=== EXERCISE REQUIREMENTS ===
Scan the records below and copy every line that contains the string "ActiveCell".

[Interface dataset entries]
*** Begin section ***

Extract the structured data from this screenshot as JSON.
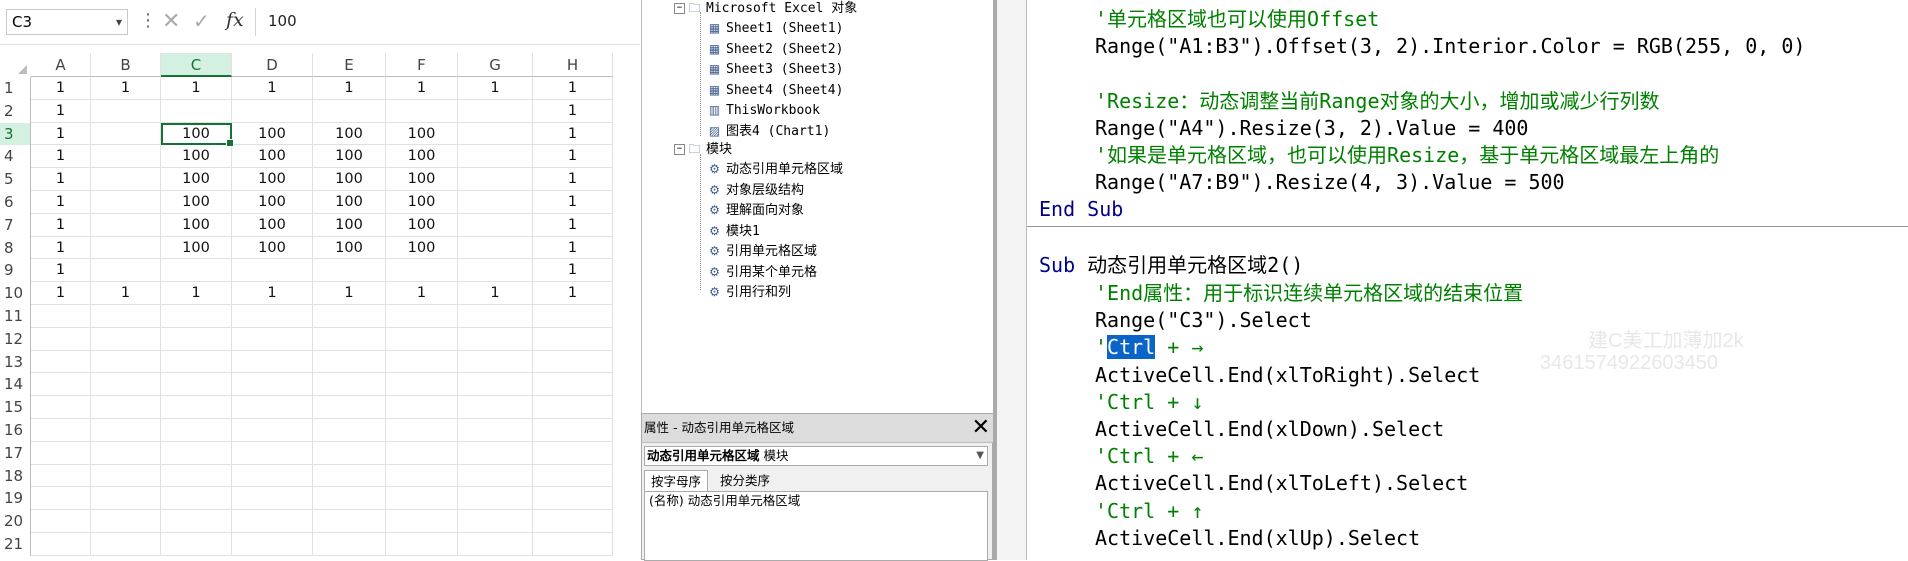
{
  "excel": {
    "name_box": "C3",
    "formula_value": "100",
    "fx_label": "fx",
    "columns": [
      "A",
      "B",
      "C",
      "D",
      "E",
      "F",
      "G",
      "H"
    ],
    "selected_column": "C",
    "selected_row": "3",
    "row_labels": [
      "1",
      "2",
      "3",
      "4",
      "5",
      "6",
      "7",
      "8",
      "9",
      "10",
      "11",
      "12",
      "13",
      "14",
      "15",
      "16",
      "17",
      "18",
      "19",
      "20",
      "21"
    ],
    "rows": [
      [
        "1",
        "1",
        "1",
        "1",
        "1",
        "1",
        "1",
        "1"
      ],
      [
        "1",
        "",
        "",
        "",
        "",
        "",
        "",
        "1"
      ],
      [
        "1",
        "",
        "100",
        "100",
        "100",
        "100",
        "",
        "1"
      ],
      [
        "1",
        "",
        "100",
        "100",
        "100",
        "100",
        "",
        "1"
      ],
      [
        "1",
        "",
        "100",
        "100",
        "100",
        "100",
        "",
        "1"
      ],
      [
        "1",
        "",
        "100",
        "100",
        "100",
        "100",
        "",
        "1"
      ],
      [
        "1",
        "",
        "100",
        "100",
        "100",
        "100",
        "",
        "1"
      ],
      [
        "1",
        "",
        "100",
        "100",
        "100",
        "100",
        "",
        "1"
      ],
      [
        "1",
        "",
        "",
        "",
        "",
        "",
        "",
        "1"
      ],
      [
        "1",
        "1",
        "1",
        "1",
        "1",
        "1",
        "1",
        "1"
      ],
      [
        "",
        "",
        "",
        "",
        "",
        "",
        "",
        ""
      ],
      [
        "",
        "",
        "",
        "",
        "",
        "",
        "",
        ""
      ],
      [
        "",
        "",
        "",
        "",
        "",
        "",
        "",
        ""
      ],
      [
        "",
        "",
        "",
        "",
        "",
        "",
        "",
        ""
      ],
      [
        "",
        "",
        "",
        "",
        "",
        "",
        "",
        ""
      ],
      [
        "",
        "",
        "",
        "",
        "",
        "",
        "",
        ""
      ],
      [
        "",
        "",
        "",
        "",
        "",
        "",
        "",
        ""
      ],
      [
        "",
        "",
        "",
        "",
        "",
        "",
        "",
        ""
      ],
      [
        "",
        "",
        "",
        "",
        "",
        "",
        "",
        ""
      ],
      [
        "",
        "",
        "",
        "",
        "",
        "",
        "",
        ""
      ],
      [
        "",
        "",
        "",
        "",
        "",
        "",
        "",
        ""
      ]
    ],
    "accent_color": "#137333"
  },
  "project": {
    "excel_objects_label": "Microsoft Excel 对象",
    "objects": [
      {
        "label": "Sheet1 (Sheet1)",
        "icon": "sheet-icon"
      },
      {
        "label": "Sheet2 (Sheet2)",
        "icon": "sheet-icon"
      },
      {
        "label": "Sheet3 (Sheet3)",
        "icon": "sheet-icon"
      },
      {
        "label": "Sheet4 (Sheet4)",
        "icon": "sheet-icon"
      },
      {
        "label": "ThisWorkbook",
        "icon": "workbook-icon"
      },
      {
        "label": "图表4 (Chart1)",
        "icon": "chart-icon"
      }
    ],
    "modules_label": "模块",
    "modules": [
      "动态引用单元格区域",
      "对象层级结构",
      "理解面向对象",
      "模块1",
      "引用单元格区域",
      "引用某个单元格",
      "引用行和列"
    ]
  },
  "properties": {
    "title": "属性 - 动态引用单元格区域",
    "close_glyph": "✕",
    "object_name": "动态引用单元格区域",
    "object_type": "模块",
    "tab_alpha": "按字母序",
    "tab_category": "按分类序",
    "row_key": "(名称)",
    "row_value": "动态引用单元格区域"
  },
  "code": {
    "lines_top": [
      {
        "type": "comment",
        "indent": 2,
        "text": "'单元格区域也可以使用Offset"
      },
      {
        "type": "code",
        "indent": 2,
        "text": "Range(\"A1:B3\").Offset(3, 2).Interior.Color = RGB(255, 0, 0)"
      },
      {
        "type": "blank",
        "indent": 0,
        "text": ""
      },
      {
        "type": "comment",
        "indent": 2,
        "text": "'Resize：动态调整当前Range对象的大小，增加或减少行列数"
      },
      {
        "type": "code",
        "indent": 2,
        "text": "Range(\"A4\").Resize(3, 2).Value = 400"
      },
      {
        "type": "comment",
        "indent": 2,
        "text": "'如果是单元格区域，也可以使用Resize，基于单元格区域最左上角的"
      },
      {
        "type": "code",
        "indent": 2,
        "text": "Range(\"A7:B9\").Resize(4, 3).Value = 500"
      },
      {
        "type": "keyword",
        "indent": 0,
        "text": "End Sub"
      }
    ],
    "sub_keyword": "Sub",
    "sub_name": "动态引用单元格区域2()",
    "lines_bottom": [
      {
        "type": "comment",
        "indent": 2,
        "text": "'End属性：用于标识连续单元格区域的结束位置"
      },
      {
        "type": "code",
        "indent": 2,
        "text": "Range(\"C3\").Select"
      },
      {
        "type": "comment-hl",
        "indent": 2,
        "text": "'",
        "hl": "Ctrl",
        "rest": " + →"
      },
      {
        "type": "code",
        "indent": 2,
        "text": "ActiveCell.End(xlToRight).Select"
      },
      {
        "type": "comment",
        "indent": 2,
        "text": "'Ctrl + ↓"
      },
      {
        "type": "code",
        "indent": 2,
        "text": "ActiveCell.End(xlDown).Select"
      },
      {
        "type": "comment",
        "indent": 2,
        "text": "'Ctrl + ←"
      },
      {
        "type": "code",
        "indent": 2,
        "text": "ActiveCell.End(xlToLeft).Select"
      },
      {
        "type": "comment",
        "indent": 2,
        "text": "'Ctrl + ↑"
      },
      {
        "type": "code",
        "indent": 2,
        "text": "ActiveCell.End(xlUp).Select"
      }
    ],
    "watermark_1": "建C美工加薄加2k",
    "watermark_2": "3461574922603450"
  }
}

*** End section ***
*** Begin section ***

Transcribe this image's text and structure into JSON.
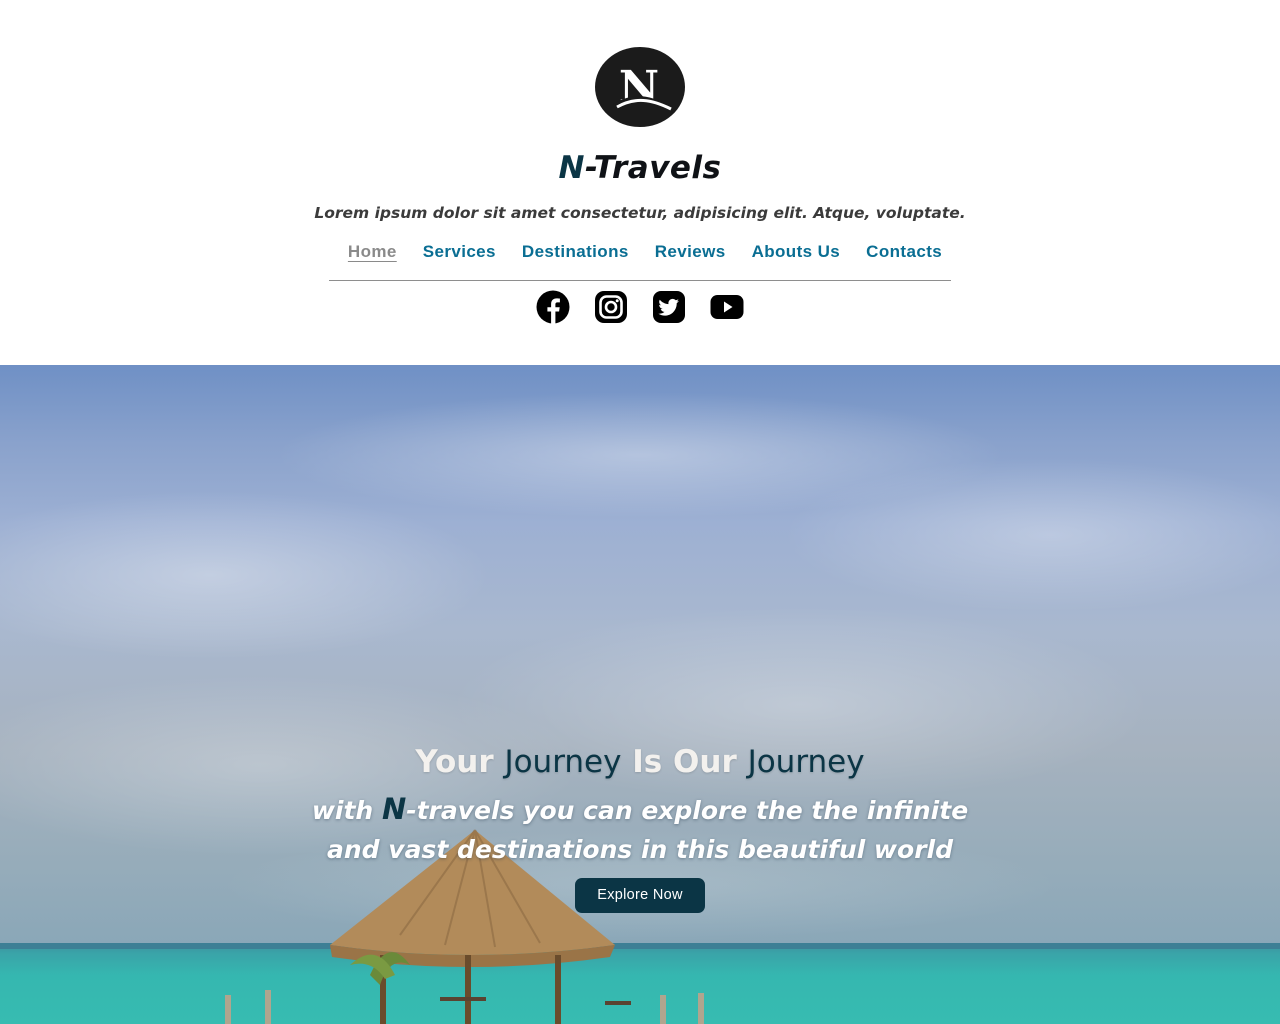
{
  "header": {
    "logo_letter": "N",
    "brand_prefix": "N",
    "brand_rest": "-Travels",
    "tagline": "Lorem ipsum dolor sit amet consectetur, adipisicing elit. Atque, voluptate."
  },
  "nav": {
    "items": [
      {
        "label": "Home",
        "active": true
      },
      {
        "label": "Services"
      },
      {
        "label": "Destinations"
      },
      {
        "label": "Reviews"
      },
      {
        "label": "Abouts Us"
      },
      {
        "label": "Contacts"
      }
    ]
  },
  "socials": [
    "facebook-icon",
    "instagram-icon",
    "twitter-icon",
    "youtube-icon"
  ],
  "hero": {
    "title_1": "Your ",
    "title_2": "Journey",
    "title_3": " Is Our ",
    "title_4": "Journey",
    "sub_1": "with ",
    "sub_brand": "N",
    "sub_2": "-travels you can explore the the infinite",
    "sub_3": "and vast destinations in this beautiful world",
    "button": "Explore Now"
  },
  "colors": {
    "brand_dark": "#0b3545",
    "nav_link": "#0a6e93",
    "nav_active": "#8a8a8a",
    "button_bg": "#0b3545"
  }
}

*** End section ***

=== EXERCISE RESULT ===
        "text": "ActiveCell.End(xlToRight).Select"
        "text": "ActiveCell.End(xlDown).Select"
        "text": "ActiveCell.End(xlToLeft).Select"
        "text": "ActiveCell.End(xlUp).Select"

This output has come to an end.